H-1B Cap Exemptions

Cap-Exempt Aliens. Certain aliens are exempt from the H-1B quota. Whether the alien is located abroad or in the U.S. in a nonimmigrant status other than H-1B, if he/she was the beneficiary of an approved cap-subject H-1B petition with an effective date within the preceding six years, the individual may be cap exempt. See 8 C.F.R. §214.2(h)(13)(iii). This principle seems to apply even if the alien beneficiary was abroad at the time the previous H-1B petition was approved and never entered the U.S. in H-1B status or even applied for an H-1B visa stamp.

Cap-Exempt Employers. Certain types of employers are exempt from the H-1B quota and may file petitions even though the quota has been reached. Exempt employers include higher education institutions, nonprofit organizations related or affiliated with higher education institutions (such as hospitals and research facilities), nonprofit research organizations engaged primarily in basic or applied research, and governmental research organizations.

Simply because an employer may be a nonprofit organization does not mean it is cap-exempt. It must be a nonprofit properly related or affiliated with a higher education institution, or a qualifying nonprofit research organization.

Private employers (“third-party petitioners”) may petition under INA §214(g)(5)(A) if the employee will physically work at the institution of higher education or related or affiliated nonprofit and there is “nexus” between the work performed and the normal purpose of the nonprofit. See Aytes, Assoc. Dir. Domestic Operations, USCIS, HQPRD 70/23.12 (June 6, 2006), published on AILA InfoNet at Doc. No. 06060861.

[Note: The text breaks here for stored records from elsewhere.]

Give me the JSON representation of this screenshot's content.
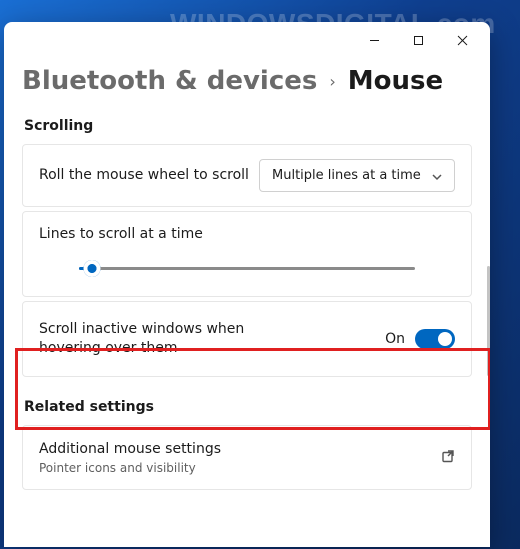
{
  "watermark": "WINDOWSDIGITAL.com",
  "breadcrumb": {
    "parent": "Bluetooth & devices",
    "separator": "›",
    "current": "Mouse"
  },
  "sections": {
    "scrolling_header": "Scrolling",
    "related_header": "Related settings"
  },
  "rows": {
    "scroll_mode": {
      "label": "Roll the mouse wheel to scroll",
      "value": "Multiple lines at a time"
    },
    "lines": {
      "label": "Lines to scroll at a time"
    },
    "inactive": {
      "label": "Scroll inactive windows when hovering over them",
      "state": "On"
    },
    "additional": {
      "label": "Additional mouse settings",
      "sub": "Pointer icons and visibility"
    }
  }
}
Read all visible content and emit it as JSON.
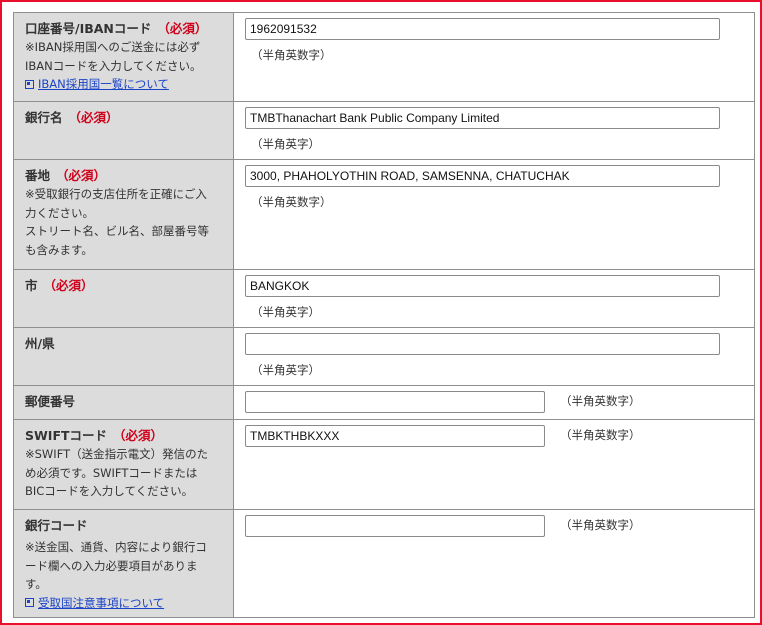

In order to prove there is a logical nexus, a third-party petitioner must provide evidence to show how the majority of the job duties of the foreign national will further the normal, primary, or essential purpose, mission, objective, or function of the qualifying institution. Such evidence should include a list of job duties with respective time percentage allocations, demonstrating that a majority of the duties will occur at the institution in furtherance of the identified and institutional mission. The third-party petitioner also may submit its contract with the qualifying institution that outlines the terms and conditions of the employment agreement, emphasizing how the job duties are related to the overall objective of the organization.

Although the June 6, 2006 Aytes memo made more H-1B workers potentially eligible for cap exemptions by virtue of employment “at” an institution of higher education, it applied a narrow definition of what kinds of “related or affiliated” nonprofits may claim the exemption. To qualify as an affiliated or related nonprofit entity, the entity must be: (1) connected or associated with an institution of higher education, through shared ownership or control by the same board or federation; (2) operated by an institution of higher education; or (3) attached to an institution of higher education as a member, branch, cooperative, or subsidiary. See 8 C.F.R. §214.2(h)(19)(iii)(B). By adopting such a strict definition requiring proof of shared ownership or control by the same board or federation, or a member, branch, cooperative, or subsidiary of an institution of higher education, USCIS substantially limited the nonprofit organizations to which this cap exemption is available.

In 2010-2011, USCIS began denying cap exemptions for third-party petitioners that had previously been approved. This created great upheaval in the academic community. In March 2011, USCIS retrenched and announced that it will give “deference to prior determinations made since June 6, 2006, that a non-profit entity is related to or affiliated with an institution of higher education absent any significant change in circumstances or clear error” until it revisits its position on cap-exemption under this category. Applicants should provide proof of previous determinations. See USCIS, H-1B Cap Exemptions Based on Relation or Affiliation (Mar. 18, 2011), published on AILA InfoNet at Doc. No. 11031760; AFM 31.3(g); Policy Memo, USCIS, Additional Guidance to the Field on Giving Deference to Prior Determinations of H-1B Cap Exemption Based on Affiliation, PM 602-0037 (Apr. 28, 2011), published on AILA InfoNet at Doc. No. 11050130.

Moving from Cap-Exempt to Cap-Subject Employment. The same legislation that exempted certain employers from the H-1B cap subjects the H-1B employee to the annual cap if the employee should leave that "cap-exempt" employer for a private-sector, "cap-subject” employer. The alien must maintain employment with the exempt employer or reapply for H-1B status subject to that year’s fiscal H-1B cap.